In 1969, Appalshop was born when a group of young people in Whitesburg, Kentucky got funding from the American Film Institute and the Office of Economic Opportunity’s War on Poverty to train local people in media making skills. Economic development was the goal from the start. With their new skills, they created new jobs and new markets. With the media they made, they told a new story about the place they called home: its poverty and illness, and its deep cultural bonds and riches. Appalshop’s grassroots, place-based media making has been linking cultural and economic development ever since.
In 2014, Appalshop began its next chapter. Faced with the end of central Appalachia’s coal-based economy, a new generation of Appalshop leaders partnered with economists from Lafayette College’s Economic Empowerment and Global Learning Project (EEGLP) and researchers from Imagining America: Artists and Scholars in Public Life (IA) to launch a national initiative for community revitalization and economic development based in creative placemaking and placekeeping.
This initiative has drawn practitioners and researchers from across the country to the mountains of eastern Kentucky in pursuit of answers to two central questions: 1) How can arts and culture promote individual voice and collective agency, unbounding a community’s imagination and ambition in order to create the conditions for equitable economic and civic development? 2) In what ways can a community organize itself to build an economy that’s broad-based, equitable, and sustainable?
At the center of this project is the Letcher County Culture Hub: a growing collaboration among community centers, artist and artisan organizations, business associations, volunteer fire departments, elected officials, government and educational organizations, and local for- and nonprofit corporations, convened and facilitated by community organizers at Appalshop.

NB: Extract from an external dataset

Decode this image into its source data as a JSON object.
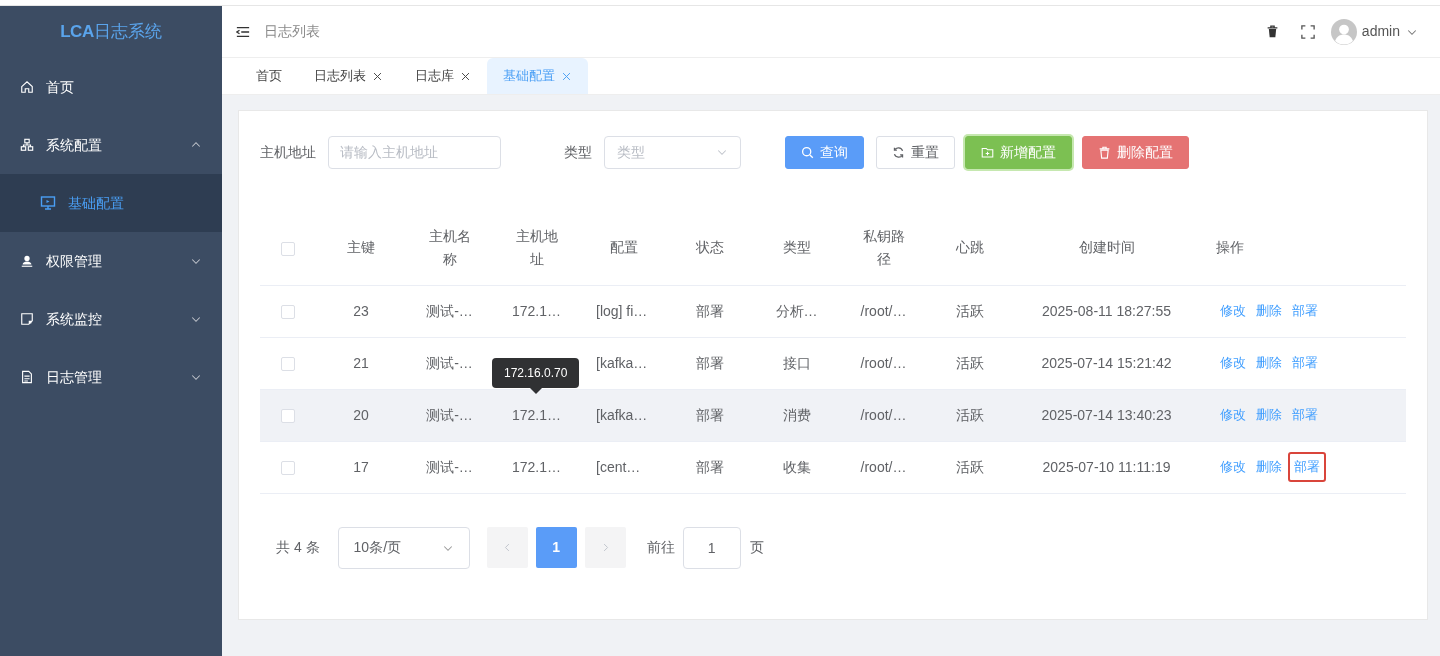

The Culture Hub is founded on the principle that every community has latent assets they can turn into new community wealth—but only if they can unbound their imaginations and tell new stories about themselves. Working together through the Culture Hub, partners have restarted cultural events that are once again drawing visitors from around the country; the creation of new markets for artists, musicians, and other cultural producers; the strengthening of anchor institutions that reach the most disenfranchised citizens of the county; and the founding of new businesses in sectors from food production to technology.